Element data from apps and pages
━━━━━━━━━━━━━━━━

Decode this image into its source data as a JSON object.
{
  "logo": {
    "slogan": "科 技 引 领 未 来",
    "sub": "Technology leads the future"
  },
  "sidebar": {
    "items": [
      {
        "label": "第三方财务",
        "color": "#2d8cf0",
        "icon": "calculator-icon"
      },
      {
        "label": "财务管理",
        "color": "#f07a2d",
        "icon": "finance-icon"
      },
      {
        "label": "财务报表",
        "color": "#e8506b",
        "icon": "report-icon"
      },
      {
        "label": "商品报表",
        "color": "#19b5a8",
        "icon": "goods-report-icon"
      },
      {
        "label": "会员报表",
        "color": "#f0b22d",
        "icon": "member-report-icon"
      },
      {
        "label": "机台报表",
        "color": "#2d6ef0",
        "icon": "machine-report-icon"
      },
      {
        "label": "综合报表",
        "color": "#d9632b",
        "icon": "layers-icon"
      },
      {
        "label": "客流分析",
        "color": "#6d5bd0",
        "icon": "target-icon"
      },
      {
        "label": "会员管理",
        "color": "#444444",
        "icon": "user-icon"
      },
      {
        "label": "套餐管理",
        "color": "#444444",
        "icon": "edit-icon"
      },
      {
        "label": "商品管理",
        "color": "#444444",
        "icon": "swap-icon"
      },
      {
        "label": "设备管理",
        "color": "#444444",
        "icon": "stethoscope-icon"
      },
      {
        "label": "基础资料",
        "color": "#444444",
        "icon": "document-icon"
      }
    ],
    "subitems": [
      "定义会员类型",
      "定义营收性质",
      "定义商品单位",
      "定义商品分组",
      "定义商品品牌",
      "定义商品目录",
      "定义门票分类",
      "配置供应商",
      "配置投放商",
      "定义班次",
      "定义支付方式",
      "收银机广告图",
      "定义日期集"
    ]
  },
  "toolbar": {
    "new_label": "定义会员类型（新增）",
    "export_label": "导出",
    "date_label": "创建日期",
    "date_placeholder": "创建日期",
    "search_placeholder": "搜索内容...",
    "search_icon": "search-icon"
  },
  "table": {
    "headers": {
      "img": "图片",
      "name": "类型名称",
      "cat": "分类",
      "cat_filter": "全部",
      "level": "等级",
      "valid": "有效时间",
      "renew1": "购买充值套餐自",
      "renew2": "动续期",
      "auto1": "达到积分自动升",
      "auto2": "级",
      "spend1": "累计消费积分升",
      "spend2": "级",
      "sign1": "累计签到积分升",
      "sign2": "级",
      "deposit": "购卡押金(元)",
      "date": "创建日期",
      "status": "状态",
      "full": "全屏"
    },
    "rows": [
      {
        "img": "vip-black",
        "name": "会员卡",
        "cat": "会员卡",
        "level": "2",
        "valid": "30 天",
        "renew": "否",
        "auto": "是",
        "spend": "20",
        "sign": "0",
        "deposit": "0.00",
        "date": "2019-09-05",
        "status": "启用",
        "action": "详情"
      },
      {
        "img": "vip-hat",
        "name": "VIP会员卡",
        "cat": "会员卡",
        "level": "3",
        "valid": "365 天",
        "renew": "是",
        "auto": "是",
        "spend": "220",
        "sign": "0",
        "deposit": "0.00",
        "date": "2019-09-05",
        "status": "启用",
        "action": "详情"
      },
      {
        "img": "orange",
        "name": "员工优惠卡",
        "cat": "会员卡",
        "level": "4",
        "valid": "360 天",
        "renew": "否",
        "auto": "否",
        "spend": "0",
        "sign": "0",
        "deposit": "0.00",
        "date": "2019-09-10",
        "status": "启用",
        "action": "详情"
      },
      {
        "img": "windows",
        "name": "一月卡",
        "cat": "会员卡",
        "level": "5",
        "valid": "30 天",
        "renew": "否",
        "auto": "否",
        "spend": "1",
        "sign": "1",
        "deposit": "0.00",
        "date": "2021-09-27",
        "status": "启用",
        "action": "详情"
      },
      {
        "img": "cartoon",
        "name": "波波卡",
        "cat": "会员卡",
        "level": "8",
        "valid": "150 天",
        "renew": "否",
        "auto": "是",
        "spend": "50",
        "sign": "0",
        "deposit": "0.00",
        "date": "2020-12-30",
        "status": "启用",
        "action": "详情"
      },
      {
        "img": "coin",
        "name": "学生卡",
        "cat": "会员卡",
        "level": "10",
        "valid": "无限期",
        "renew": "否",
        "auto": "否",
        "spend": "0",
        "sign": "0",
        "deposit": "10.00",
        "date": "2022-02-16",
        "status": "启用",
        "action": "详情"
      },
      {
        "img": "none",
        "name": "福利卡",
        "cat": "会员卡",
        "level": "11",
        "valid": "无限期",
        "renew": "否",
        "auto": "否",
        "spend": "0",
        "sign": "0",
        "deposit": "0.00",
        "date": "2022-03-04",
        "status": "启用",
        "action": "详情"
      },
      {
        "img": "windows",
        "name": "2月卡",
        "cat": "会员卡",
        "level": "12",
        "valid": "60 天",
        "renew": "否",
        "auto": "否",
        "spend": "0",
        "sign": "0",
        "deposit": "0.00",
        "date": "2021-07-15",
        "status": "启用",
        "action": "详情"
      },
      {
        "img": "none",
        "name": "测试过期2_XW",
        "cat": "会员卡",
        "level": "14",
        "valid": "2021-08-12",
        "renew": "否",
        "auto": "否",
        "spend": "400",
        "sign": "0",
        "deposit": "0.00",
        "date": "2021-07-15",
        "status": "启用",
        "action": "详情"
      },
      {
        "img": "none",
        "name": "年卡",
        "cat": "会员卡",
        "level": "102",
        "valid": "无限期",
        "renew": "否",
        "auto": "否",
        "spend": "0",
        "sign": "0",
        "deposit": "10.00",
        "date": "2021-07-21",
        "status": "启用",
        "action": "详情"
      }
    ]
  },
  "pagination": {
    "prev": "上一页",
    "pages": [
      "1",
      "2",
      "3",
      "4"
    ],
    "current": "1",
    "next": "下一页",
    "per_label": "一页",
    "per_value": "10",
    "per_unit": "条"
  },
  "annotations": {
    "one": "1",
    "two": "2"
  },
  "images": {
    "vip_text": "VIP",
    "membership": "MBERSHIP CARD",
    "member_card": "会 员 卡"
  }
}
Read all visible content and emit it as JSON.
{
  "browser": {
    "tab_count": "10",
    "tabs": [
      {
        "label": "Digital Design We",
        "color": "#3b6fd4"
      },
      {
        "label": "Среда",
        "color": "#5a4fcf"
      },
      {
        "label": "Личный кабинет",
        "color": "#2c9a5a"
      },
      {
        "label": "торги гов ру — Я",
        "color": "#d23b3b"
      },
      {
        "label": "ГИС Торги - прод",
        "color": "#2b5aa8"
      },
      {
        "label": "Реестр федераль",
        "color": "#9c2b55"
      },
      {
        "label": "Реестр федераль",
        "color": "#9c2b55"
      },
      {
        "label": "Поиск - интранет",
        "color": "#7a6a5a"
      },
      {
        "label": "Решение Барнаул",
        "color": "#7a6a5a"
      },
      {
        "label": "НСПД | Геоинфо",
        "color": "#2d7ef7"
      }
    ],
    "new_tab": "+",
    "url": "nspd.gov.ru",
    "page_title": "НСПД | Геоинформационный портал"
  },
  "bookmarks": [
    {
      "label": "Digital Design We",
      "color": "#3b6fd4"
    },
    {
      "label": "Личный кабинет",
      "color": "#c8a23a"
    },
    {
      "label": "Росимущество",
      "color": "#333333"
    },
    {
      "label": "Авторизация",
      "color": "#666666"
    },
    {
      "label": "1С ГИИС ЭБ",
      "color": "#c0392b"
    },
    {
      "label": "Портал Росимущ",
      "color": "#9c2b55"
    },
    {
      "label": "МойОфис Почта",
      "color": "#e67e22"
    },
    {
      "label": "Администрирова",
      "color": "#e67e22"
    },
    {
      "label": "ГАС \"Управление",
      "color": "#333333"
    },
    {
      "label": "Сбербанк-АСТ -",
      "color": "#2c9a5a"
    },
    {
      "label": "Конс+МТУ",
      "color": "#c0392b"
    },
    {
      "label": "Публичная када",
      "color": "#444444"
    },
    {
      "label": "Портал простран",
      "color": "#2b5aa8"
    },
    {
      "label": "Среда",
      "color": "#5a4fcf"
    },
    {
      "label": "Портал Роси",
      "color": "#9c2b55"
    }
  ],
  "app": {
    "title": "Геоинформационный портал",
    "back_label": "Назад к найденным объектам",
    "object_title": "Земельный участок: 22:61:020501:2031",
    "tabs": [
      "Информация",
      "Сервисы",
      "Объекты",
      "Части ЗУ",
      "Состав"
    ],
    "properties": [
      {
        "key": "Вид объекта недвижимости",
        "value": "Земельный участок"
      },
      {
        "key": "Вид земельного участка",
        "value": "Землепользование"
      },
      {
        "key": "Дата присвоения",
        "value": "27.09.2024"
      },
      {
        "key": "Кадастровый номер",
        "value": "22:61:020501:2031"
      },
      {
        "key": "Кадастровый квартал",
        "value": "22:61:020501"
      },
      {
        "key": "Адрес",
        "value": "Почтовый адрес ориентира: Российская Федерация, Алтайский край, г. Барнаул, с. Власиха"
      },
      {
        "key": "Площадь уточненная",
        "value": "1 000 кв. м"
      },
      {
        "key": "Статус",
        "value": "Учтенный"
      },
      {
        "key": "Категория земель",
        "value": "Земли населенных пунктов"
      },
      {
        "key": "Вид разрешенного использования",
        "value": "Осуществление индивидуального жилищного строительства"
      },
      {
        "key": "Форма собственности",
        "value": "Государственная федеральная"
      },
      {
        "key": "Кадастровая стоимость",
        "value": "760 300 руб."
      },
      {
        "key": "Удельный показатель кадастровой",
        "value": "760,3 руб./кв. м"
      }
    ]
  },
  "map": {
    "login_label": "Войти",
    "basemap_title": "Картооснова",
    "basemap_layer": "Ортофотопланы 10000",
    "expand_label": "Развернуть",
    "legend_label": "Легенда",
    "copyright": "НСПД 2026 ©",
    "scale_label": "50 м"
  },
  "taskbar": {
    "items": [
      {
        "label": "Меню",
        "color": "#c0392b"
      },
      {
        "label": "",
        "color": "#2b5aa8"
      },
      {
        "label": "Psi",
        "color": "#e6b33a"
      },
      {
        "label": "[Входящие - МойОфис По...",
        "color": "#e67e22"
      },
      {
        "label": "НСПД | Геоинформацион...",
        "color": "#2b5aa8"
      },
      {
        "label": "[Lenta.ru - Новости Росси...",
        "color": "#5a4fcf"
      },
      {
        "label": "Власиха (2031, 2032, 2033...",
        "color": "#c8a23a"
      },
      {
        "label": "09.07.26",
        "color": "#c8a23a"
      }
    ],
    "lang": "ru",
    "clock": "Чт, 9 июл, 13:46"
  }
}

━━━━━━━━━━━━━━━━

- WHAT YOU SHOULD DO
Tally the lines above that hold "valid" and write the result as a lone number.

- EXERCISE SOLUTION
11